**WHAT TO PRODUCE:**
Only the lines holding "this" are wanted here; copy each from the listing.

━━━━━━━━━━

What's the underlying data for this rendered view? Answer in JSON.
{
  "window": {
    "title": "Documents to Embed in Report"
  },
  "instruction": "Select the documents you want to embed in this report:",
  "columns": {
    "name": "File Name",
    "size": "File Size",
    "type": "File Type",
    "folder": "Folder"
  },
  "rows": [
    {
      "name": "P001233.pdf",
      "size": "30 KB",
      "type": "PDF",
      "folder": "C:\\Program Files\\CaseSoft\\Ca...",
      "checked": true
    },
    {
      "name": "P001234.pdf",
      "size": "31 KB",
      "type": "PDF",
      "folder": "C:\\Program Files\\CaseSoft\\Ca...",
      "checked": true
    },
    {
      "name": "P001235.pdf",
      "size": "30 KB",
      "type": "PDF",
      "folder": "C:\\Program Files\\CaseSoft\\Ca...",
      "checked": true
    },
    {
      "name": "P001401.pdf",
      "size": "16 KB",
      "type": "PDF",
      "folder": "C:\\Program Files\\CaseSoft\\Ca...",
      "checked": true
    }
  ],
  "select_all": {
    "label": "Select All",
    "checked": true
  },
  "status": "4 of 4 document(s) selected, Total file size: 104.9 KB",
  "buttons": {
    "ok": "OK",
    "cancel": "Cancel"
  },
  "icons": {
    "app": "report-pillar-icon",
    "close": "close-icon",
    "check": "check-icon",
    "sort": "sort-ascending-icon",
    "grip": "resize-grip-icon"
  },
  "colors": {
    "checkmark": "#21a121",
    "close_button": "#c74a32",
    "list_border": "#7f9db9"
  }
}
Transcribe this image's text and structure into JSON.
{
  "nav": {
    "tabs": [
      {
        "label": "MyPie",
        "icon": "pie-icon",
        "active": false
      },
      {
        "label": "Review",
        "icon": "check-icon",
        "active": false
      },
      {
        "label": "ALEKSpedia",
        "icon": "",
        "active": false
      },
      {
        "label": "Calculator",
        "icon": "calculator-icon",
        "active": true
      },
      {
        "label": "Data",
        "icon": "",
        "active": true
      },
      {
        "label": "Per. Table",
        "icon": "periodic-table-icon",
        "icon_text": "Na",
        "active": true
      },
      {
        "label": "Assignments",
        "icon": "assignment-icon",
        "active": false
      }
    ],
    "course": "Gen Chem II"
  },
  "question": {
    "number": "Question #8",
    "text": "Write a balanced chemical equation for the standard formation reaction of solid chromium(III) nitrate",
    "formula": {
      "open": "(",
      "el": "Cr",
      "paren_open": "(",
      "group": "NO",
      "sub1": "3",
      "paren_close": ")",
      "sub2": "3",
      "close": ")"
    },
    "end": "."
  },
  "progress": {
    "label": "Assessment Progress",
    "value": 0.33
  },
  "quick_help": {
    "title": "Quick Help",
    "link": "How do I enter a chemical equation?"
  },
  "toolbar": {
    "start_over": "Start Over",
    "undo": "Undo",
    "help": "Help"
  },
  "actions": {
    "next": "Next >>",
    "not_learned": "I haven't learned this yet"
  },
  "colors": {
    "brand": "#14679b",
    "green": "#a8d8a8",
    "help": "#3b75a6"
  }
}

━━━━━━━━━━

**FINISHED TASK:**
What's the underlying data for this rendered view? Answer in JSON.
  "instruction": "Select the documents you want to embed in this report:",
Transcribe this image's text and structure into JSON.
    "not_learned": "I haven't learned this yet"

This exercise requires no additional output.